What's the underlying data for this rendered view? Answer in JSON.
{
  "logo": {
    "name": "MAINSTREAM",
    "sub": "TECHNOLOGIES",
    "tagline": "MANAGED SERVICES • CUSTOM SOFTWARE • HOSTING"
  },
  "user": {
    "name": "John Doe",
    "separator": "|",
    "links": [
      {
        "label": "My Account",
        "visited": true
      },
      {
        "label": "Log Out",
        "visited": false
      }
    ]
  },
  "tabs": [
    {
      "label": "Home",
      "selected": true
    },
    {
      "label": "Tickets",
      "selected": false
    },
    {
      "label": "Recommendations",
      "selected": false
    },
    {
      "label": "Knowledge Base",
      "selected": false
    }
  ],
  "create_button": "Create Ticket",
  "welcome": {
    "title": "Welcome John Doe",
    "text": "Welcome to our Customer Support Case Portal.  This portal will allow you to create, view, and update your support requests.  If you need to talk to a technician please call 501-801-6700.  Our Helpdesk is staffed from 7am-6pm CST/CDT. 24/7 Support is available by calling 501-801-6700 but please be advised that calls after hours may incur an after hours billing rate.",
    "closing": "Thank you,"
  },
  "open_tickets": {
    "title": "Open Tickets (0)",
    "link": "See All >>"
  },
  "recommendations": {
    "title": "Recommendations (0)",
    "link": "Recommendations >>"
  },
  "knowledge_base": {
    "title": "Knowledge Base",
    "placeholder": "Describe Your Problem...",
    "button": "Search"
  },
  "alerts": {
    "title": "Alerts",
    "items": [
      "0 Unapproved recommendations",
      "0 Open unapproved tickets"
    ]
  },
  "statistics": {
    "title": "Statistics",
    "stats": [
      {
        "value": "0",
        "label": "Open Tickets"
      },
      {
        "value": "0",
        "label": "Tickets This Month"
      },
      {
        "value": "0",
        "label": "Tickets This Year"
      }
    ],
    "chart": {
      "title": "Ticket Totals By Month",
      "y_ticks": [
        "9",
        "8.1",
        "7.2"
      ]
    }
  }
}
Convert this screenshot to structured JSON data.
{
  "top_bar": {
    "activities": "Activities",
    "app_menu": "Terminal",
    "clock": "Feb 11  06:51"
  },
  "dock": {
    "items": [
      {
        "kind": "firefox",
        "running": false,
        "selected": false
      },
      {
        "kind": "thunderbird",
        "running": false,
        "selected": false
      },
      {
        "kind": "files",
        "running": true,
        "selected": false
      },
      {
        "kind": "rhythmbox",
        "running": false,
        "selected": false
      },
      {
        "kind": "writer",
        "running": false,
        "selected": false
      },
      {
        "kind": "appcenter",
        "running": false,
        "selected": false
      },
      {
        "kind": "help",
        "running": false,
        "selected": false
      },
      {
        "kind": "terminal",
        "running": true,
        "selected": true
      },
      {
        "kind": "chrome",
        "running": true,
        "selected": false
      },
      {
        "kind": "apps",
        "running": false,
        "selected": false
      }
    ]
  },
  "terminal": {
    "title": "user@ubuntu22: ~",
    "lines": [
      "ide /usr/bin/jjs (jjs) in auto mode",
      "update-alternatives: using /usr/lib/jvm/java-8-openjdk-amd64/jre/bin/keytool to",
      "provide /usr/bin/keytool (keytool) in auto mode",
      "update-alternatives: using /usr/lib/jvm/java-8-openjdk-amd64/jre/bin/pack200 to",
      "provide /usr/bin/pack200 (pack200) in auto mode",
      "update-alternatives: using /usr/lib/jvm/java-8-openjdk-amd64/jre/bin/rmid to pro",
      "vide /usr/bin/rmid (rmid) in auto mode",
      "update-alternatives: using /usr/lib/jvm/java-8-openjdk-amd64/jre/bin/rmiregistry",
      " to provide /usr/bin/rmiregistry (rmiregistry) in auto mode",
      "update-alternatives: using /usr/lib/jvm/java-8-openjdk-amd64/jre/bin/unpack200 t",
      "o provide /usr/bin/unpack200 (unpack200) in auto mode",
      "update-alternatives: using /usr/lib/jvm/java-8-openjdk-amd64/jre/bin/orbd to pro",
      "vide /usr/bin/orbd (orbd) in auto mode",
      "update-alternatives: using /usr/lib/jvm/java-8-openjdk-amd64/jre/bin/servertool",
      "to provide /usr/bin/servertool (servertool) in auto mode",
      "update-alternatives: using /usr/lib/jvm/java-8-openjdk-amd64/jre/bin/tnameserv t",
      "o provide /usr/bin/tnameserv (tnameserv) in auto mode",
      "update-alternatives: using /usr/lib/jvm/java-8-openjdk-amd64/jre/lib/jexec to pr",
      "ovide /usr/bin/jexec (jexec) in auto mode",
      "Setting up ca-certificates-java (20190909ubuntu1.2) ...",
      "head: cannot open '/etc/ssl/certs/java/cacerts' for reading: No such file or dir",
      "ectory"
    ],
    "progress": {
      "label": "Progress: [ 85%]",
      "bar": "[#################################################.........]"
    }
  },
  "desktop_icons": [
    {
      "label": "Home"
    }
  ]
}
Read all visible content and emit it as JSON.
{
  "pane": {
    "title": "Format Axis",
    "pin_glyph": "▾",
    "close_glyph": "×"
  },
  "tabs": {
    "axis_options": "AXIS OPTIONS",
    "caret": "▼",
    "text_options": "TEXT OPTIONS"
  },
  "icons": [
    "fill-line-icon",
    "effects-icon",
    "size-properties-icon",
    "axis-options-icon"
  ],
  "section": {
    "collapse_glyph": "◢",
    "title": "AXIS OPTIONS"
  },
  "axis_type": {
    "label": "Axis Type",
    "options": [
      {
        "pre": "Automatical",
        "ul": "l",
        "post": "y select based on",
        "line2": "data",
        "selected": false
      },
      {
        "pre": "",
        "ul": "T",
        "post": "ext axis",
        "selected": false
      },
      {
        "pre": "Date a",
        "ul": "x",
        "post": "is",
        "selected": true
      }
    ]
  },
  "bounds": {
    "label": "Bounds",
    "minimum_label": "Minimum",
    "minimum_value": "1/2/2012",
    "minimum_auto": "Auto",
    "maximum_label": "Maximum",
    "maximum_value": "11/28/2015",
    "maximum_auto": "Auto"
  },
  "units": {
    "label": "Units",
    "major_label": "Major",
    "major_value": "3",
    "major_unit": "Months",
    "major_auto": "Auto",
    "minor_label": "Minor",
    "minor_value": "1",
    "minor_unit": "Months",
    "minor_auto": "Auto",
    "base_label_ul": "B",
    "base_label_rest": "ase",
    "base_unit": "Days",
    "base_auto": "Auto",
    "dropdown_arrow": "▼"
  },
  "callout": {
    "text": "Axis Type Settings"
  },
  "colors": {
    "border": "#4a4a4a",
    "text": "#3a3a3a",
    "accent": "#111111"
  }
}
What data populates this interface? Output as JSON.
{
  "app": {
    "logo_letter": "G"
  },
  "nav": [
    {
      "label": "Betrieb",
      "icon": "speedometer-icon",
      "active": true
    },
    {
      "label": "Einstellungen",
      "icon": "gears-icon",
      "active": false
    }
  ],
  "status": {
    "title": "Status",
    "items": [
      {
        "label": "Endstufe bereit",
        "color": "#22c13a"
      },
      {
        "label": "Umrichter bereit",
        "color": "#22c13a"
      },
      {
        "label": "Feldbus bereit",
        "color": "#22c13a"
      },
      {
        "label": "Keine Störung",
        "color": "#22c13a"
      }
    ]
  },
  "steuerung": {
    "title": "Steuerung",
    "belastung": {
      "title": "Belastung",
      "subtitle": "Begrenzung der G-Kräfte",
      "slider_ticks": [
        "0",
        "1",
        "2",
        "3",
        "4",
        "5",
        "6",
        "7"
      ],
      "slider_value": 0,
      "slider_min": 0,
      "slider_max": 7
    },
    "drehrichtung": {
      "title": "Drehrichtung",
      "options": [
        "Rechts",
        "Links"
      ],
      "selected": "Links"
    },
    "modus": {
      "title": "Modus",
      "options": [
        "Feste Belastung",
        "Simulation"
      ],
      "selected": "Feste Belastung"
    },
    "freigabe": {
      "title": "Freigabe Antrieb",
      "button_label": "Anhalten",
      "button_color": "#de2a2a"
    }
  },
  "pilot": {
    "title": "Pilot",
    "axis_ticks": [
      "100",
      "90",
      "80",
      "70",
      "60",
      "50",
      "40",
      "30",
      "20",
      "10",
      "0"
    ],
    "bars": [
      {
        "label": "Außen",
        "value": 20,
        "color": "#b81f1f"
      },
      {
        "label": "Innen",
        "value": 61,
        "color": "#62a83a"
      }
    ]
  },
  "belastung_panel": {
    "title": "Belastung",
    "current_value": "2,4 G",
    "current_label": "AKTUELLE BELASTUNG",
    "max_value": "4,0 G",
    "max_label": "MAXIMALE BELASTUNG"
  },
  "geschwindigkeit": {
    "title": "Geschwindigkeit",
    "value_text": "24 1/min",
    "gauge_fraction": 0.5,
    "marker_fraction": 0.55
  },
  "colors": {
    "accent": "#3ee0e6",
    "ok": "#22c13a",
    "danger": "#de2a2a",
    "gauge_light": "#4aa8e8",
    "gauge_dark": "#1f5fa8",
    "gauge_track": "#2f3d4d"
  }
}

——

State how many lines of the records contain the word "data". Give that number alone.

> [Task output]: 4